Interface dataset entries:
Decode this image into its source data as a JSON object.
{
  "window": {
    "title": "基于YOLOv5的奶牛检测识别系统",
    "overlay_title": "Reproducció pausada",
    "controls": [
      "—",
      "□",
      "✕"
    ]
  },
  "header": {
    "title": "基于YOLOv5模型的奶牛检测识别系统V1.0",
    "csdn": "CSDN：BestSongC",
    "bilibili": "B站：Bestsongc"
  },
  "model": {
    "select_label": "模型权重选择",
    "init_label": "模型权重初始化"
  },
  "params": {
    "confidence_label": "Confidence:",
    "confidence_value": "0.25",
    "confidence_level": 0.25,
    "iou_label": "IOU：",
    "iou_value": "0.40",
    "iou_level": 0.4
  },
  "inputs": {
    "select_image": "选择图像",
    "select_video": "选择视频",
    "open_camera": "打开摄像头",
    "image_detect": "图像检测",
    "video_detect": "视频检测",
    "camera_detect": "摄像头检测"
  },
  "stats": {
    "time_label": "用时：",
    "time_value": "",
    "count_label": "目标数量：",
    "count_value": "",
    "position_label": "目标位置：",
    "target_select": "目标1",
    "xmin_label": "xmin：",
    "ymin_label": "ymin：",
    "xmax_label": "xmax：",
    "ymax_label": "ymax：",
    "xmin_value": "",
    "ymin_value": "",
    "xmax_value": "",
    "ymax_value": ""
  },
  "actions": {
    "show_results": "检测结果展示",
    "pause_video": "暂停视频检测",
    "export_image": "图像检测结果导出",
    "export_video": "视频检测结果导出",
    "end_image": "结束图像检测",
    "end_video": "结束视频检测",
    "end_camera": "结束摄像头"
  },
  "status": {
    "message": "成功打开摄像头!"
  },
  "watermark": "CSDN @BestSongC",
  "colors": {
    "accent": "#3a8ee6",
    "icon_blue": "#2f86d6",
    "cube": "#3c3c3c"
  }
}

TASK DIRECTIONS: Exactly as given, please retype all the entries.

ANSWER TO THE EXERCISE:
Decode this image into its source data as a JSON object.
{
  "window": {
    "title": "基于YOLOv5的奶牛检测识别系统",
    "overlay_title": "Reproducció pausada",
    "controls": [
      "—",
      "□",
      "✕"
    ]
  },
  "header": {
    "title": "基于YOLOv5模型的奶牛检测识别系统V1.0",
    "csdn": "CSDN：BestSongC",
    "bilibili": "B站：Bestsongc"
  },
  "model": {
    "select_label": "模型权重选择",
    "init_label": "模型权重初始化"
  },
  "params": {
    "confidence_label": "Confidence:",
    "confidence_value": "0.25",
    "confidence_level": 0.25,
    "iou_label": "IOU：",
    "iou_value": "0.40",
    "iou_level": 0.4
  },
  "inputs": {
    "select_image": "选择图像",
    "select_video": "选择视频",
    "open_camera": "打开摄像头",
    "image_detect": "图像检测",
    "video_detect": "视频检测",
    "camera_detect": "摄像头检测"
  },
  "stats": {
    "time_label": "用时：",
    "time_value": "",
    "count_label": "目标数量：",
    "count_value": "",
    "position_label": "目标位置：",
    "target_select": "目标1",
    "xmin_label": "xmin：",
    "ymin_label": "ymin：",
    "xmax_label": "xmax：",
    "ymax_label": "ymax：",
    "xmin_value": "",
    "ymin_value": "",
    "xmax_value": "",
    "ymax_value": ""
  },
  "actions": {
    "show_results": "检测结果展示",
    "pause_video": "暂停视频检测",
    "export_image": "图像检测结果导出",
    "export_video": "视频检测结果导出",
    "end_image": "结束图像检测",
    "end_video": "结束视频检测",
    "end_camera": "结束摄像头"
  },
  "status": {
    "message": "成功打开摄像头!"
  },
  "watermark": "CSDN @BestSongC",
  "colors": {
    "accent": "#3a8ee6",
    "icon_blue": "#2f86d6",
    "cube": "#3c3c3c"
  }
}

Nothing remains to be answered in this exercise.